Favourite of many aristocratic families, Lancelot Capability Brown was commissioned to landscape the gardens in 1764, it took 10 years






 I absolutely loved the gardens, nearer the house were water gardens and terraces, all frozen and enveloped in the thinning fog





 As much of the house as I could get in without walking a long way!

Couldn't resist a little Blenheim timer selfie  











In the chapel we found the only bit of Michaelangelo Pistoletto's work that made any sense to me, Venus of the rags


 Although this Venus looked rather different to the other one I found on the link above, it reminded me of all the cast off clothing I used to wade through in my charity shop sorting days 



Ha! I think Pistoletto would get a kick out of the fact that two visitors came to such a grand setting to view his Venus, dressed head to foot in other people's cast offs

A walk around the large shop at Blenheim and I spotted these umbrellas 


They made me smile (not enough to buy one though!)

December 29th, our last day, started pretty much the same as the previous one. The fog was lower, colder and where we were, we could see above it




Puffed up pheasant waiting for sunrise

As we soon discovered, the road conditions were treacherous, ice was visible all over the place and we are obviously spoiled in Worcestershire as our main roads are gritted, here they appeared to be left.  We saw several overturned vehicles and even at silly low speeds of 15mph still felt the lack of grip.

We therefore had a short journey out to the Rollright Stones, a collection of Neolithic stone monuments not too far away.


 The Kings men, a stone circle of carefully placed stones measuring 104 feet in diameter
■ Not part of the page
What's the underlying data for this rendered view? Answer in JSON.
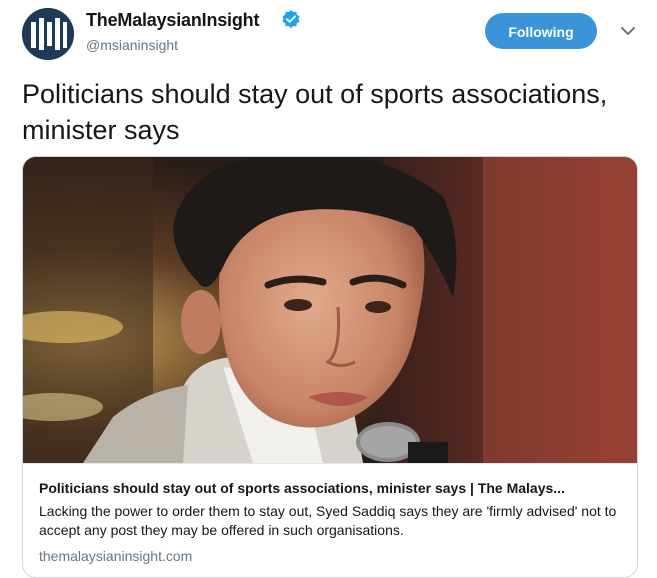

The whispering Knights, a group of three tall stones, thought to have been the entrance to a long barrow, or burial mound



Across the road, and in a different county, the solitary King stone


A quick look across Warwickshire from the border, then back to the car for a coffee


The sun was low, the road extremely icy, lunch was calling, so we decided to go back to the cottage and have lunch, followed by an afternoon on foot around the village

Driving back through Chipping Norton, I noticed the nativity scene, Baby Jesus appeared to have good taste in sunglasses




The sun had finally burnt off the fog at the cottage


Our walk was cold and refreshing, because of the low sun we walked mostly in frozen shadows.


OH found a new friend (spot the charity shopped weirdfish jacket)



That new to me Lilith jumper is keeping me warm, but


we struggled with the stone stiles!


I loved this old building, probably a mill, built over the river

Back at the cottage my new little friend, this pied wagtail, finally tucked in to the bit of crushed shortbread I put out for him


Our last sunset in Oxfordshire


 We were sorry to leave this lovely place, but the new year was almost upon us and it was time to get back to work.